Culture | Where girls are free to rock out

Rock Camp for Girls fights the music industry’s sexism

When Grimes’ Tumblr polemic against sexism in the music industry hit the web last spring, music commentators seemed shocked at her adamance. As she lamented the lack of professionalism among her male counterparts, and the misogynistic labels such as ‘waif’ and ‘cute’ that some assigned to her, we witnessed yet another instance of an industry that is fraught with sexism. Female musicians have been echoing Grimes’ sentiment for years. Musicians who actively fight against the many faces of patriarchy in the industry, though, are only one piece of the puzzle. Rock Camp for Girls Montreal (RCGM), a place where girls aged 10 to 17 get together to learn and play music while learning about anti-oppression, reflects a more fundamental tactic for eradicating sexism through empowerment.

Co-founded in 2009 by two graduates of Concordia’s Simone de Beauvoir Institute (which studies feminisms and questions of social justice), RCGM started a five-day summer session that culminates in a concert. These summer sessions allow campers to showcase their newly acquired skills and perform original songs. Rock Camp recently announced plans to expand to also include an after-school Youth Choir program throughout the year. The camp’s main goals include teaching both the technical skills to play music and the critical thinking tools to navigate a male-dominated industry. Volunteers facilitate learning with musical instruction, as well as activities such as zine-making and media literacy exercises. By acquiring these critical thinking tools, campers are more able to dissect the lyrics of songs in popular culture and critically examine their musical role models. RCGM is also remarkably accessible in requiring no previous musical knowledge or experience, or even ownership of  a musical instrument – important features for combating a scene that can be quite exclusionary.

Heather Hardie, RCGM’s coordinator, said that, “By giving campers the space where there are no boys around, its amazing how much a transformation happens during the course of the week.” In regards to the camp’s decision to create a space for female campers only, Hardie stated that, “It’s important because the music industry is very male-dominated, and to show female-identified youth that there are women out there making music is important.”

The camp’s structure and organization mirrors the lessons that it tries to convey to campers: among the volunteers, leadership positions are reserved for female, trans*, and gender non-conforming people. Hoping to set positive examples, Hardie mentioned that “a lot of the volunteers who get involved in Rock Camp feel really strongly about this, because I think it is something we wish we had growing up, navigating the music scene as women.”

Entirely self-funded and volunteer-run for the past five years, RCGM has previously only had the capacity to operate as a short-term summer camp. The expansion into an after-school program presents an exciting possibility for fostering communities that can be sustained and built upon. The program, which has thus far been pretty rooted in the Mile End community, is hoping to begin branching out and increasing francophone enrollment. RCGM definitely offers an exciting promise for all young female musicians.

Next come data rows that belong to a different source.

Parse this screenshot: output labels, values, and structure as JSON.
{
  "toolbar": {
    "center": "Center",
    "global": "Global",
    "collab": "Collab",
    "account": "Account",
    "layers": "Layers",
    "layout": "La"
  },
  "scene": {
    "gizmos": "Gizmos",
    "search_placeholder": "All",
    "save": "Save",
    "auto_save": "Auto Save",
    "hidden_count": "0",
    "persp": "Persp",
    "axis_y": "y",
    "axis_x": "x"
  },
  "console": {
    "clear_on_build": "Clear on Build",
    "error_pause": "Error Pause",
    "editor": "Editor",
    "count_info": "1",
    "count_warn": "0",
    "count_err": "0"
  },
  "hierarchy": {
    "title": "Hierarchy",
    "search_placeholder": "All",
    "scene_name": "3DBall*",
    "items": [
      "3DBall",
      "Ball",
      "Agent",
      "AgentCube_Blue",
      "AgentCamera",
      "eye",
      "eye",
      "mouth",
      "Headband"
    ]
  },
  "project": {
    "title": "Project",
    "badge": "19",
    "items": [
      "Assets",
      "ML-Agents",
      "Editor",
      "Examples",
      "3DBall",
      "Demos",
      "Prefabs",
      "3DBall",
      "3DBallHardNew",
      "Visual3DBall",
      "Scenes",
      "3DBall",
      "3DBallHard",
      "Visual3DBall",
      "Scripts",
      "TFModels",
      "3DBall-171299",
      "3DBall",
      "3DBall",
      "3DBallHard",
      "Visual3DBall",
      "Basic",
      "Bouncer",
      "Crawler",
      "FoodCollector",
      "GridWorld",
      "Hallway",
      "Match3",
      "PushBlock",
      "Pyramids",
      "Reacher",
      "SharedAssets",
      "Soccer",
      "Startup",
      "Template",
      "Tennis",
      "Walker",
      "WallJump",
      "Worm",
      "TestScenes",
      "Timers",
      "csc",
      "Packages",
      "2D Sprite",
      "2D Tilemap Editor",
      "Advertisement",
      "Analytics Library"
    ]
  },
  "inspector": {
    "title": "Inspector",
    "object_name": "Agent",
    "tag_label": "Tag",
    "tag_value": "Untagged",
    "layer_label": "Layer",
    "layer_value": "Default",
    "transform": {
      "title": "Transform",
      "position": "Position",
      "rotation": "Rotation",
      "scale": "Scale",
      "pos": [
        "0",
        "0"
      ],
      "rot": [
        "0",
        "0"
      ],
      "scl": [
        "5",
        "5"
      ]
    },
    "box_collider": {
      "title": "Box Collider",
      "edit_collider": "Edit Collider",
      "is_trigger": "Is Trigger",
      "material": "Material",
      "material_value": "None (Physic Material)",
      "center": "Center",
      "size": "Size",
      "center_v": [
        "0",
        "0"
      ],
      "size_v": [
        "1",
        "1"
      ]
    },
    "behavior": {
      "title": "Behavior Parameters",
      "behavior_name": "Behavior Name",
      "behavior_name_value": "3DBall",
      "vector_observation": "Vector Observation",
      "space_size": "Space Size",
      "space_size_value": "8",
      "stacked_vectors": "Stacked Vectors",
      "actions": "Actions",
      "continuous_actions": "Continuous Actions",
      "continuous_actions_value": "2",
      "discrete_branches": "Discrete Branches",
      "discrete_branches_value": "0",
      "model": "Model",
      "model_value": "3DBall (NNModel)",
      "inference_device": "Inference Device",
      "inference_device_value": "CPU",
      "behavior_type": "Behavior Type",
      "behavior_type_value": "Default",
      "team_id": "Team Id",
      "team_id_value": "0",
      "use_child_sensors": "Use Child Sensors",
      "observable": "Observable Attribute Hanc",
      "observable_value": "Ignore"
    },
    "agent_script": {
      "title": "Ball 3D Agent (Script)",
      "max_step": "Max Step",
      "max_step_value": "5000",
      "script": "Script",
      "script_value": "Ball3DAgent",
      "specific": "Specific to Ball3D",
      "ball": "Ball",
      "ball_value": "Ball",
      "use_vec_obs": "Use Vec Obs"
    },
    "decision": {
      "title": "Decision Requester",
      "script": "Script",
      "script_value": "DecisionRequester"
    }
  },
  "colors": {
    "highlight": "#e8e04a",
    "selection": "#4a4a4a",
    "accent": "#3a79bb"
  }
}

Keep an eye out for one of the choir shows scheduled to take place later this fall. More information can be found at girlsrockmontreal.org.


Comments posted on The McGill Daily's website must abide by our comments policy.
A change in our comments policy was enacted on January 23, 2017, closing the comments section of non-editorial posts. Find out more about this change here.